Then he slept in the plane for long hours, flying over the vast gray and green tracts and fields and steppes of central and eastern Russia. When he woke up they were almost beyond the Caspian Sea, soon beginning their descent to Tehran. There, refreshed on the cool residence of the British Legation, he wrote a cordial thank-you message to Stalin, and two long accounts, to Roosevelt and the War Cabinet. His four days and nights in Moscow now slipped into the past, which, at least in the words of Stalin, “belonged to God.”


EIGHT YEARS after his journey to Moscow, Churchill wrote its lengthy and fairly detailed story in his history of World War II. In his account of August 1942 he suggested that this was the crucial “summit”; perhaps the most important of his five encounters with Stalin during the war. We may gather this from the very extent he chose to devote to it: almost thirty pages and two chapters, longer than any other description of his wartime meetings, except for the three-man conferences in Tehran and Yalta. They are not contradicted by other sources, including the records of those who came with him to Moscow, by his leading wartime adviser Alexander Cadogan, General Brooke, Major Birse and Churchill’s personal physician, Lord Moran. It is telling to compare the two entries in the diaries of the reserved and skeptical Brooke, who on August 13, 1942, wrote that Churchill and Stalin “are poles apart as human beings. . . . [Churchill] appealed to sentiments in Stalin which I do not think exist there.” Yet he later wrote about the visit: “Looking back on it I feel that it fulfilled a very useful purpose, that of creating the beginnings of a strange understanding between Winston and Stalin.”

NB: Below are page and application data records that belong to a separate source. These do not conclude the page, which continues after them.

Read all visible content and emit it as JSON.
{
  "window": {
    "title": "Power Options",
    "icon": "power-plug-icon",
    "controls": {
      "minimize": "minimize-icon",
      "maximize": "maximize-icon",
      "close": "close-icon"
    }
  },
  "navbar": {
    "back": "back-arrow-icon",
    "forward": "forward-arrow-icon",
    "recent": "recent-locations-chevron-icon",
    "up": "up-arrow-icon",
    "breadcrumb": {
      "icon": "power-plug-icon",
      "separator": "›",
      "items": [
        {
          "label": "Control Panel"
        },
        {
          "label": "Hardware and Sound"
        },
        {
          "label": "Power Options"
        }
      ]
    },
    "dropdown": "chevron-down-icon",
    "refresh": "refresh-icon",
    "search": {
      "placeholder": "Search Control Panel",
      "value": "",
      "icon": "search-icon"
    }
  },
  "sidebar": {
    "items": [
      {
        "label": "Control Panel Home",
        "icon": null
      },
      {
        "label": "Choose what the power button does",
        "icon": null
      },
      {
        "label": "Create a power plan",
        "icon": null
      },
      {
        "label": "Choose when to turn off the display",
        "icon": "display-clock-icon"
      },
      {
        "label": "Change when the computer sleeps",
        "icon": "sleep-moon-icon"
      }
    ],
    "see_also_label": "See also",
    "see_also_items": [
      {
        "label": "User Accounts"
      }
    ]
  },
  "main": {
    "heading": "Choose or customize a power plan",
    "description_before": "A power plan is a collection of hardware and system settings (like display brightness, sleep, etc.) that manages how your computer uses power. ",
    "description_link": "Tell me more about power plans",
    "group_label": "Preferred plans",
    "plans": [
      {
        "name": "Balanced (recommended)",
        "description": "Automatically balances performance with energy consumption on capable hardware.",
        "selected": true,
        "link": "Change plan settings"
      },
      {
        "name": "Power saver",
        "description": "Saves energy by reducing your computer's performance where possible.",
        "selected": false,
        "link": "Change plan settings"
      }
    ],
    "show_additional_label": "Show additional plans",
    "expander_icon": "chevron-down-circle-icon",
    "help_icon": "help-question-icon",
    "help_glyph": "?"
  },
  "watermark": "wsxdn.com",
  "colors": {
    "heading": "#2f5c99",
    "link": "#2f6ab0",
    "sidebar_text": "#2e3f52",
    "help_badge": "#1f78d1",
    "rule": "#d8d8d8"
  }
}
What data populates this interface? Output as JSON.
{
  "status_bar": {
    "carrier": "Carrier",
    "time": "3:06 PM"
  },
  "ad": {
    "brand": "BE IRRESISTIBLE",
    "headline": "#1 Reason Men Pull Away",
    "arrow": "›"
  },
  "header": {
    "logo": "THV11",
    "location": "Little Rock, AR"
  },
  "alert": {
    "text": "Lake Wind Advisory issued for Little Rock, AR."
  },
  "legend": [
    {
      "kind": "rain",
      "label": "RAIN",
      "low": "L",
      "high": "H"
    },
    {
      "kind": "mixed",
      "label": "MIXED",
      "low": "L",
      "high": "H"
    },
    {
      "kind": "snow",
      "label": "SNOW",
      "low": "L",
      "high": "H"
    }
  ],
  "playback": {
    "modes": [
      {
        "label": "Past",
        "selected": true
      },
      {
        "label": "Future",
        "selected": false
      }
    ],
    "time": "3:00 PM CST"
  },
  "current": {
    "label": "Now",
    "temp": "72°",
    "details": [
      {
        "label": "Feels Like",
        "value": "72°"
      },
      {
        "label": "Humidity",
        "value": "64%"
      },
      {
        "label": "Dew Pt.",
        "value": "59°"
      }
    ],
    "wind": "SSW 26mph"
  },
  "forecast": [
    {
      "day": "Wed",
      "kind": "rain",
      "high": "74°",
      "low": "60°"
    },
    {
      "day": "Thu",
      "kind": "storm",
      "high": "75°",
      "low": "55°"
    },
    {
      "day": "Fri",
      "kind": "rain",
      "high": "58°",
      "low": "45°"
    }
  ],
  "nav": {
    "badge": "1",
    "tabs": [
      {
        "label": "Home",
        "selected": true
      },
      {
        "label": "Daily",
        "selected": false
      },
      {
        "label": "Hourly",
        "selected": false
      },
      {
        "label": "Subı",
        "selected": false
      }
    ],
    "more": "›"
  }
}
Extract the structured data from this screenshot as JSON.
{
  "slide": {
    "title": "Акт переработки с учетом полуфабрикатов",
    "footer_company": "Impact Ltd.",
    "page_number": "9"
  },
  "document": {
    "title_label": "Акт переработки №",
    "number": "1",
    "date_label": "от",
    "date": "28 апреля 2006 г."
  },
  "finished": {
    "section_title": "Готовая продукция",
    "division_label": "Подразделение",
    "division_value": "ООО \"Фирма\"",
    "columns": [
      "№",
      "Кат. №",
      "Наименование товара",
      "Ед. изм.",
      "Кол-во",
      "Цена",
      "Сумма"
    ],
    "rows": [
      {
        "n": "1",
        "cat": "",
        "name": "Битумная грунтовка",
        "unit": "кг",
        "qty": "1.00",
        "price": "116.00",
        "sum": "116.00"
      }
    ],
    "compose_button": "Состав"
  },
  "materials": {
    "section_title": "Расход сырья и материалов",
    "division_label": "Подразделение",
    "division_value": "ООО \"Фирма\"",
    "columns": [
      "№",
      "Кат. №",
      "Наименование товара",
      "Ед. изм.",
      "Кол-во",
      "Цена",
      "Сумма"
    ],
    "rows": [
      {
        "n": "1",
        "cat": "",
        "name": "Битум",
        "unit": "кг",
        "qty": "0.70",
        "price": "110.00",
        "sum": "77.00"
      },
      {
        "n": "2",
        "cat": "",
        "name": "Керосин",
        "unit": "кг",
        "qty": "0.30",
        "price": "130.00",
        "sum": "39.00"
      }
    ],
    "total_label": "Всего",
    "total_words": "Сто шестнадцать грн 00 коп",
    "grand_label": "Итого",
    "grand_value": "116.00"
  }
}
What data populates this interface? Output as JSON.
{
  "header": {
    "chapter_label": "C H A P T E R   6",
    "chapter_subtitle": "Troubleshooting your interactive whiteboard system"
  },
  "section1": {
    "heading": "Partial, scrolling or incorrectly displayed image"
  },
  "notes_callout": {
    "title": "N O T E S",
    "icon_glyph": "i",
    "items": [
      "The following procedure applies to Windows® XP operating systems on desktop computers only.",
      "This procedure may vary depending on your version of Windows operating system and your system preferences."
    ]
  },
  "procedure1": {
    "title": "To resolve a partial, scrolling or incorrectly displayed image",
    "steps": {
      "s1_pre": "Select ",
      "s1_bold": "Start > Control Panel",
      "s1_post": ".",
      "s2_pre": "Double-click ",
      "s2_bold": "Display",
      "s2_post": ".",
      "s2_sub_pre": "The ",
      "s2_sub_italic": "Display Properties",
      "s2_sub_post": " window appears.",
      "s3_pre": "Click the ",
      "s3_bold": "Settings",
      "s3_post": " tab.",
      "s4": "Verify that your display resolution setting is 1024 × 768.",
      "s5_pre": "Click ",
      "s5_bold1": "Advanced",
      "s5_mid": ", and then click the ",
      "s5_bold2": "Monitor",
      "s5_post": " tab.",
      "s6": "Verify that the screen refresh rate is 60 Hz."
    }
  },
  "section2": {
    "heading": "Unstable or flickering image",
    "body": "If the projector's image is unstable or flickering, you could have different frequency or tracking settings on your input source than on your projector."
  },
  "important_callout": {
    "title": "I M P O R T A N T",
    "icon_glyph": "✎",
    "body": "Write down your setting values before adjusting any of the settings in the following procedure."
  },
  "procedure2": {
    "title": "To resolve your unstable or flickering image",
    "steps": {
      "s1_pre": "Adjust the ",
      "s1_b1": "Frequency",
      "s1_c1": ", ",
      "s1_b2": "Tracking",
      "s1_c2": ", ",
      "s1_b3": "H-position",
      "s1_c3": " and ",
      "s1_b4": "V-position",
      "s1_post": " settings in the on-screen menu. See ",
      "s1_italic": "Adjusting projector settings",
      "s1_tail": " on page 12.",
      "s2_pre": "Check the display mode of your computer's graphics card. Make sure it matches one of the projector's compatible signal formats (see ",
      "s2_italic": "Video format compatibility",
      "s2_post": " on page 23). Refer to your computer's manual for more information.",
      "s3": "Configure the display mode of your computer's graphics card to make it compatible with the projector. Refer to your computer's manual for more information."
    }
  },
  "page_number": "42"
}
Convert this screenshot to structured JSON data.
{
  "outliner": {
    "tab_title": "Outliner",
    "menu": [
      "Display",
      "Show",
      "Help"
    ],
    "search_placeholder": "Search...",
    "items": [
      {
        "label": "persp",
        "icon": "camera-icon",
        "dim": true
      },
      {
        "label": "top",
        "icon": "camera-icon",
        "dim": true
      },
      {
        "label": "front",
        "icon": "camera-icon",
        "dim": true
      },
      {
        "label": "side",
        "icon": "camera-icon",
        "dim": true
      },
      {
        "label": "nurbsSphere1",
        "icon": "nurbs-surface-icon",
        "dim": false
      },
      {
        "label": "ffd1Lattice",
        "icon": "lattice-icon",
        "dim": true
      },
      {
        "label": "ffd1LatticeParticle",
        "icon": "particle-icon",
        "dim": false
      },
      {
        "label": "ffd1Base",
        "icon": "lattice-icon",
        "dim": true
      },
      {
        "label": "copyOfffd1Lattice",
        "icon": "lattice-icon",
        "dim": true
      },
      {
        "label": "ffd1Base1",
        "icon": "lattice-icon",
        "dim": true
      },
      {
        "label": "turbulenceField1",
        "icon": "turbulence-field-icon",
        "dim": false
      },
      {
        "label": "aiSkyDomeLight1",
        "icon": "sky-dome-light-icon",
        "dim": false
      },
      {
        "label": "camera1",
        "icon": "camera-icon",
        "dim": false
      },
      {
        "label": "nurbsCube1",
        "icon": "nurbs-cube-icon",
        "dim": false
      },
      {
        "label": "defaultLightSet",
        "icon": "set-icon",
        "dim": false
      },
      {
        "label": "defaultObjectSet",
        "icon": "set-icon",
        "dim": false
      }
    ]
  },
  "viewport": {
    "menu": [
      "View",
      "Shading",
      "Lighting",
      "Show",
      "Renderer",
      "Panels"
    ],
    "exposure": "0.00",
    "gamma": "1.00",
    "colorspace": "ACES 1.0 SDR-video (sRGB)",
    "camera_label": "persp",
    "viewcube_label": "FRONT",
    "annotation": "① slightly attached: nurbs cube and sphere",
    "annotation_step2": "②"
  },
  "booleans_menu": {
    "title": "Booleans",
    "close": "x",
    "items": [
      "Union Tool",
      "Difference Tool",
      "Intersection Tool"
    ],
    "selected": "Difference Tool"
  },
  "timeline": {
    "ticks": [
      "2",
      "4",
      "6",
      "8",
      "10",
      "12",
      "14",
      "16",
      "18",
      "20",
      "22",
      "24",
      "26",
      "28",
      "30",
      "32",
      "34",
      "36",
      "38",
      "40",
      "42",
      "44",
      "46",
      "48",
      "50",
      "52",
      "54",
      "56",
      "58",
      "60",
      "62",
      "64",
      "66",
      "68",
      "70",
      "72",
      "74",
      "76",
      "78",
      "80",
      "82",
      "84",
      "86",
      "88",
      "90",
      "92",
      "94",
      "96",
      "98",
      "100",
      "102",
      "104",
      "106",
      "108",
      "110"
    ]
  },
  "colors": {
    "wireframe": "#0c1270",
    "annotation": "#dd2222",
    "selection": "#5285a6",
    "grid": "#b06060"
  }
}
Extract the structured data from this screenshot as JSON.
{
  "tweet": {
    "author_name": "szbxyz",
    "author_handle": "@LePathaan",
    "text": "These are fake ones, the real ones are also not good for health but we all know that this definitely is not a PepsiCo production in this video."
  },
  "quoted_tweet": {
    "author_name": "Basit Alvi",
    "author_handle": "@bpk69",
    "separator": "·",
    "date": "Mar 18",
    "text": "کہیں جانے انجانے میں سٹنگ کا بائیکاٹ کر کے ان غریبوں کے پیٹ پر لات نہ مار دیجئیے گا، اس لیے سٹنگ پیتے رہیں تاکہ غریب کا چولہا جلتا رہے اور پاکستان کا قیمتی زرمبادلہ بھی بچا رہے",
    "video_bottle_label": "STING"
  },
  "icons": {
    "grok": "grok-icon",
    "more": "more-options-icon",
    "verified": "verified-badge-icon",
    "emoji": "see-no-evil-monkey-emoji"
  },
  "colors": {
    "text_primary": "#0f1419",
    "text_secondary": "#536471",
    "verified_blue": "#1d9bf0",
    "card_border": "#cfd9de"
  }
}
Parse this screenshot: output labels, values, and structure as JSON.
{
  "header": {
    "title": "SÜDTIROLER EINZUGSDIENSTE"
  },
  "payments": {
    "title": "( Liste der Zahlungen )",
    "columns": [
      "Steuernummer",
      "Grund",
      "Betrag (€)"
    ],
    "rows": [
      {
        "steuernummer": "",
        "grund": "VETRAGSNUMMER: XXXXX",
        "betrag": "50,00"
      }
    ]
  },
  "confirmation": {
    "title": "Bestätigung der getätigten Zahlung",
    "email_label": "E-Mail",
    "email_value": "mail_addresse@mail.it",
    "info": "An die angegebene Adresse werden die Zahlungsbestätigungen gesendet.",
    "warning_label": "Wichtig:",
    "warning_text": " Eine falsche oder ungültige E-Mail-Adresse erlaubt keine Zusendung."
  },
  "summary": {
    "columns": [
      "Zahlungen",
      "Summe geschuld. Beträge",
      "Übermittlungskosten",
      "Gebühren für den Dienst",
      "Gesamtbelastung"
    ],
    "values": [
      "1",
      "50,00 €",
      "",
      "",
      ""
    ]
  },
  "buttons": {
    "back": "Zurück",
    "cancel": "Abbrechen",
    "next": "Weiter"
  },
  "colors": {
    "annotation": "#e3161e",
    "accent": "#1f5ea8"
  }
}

Image: Pullquote: The most important, nay, the decisive matter we can state about Churchill in Moscow, about Churchill and Stalin: it is impossible to imagine that any other British public figure could have appeared in Moscow and impressed Stalin as he did.Essay Types: Essay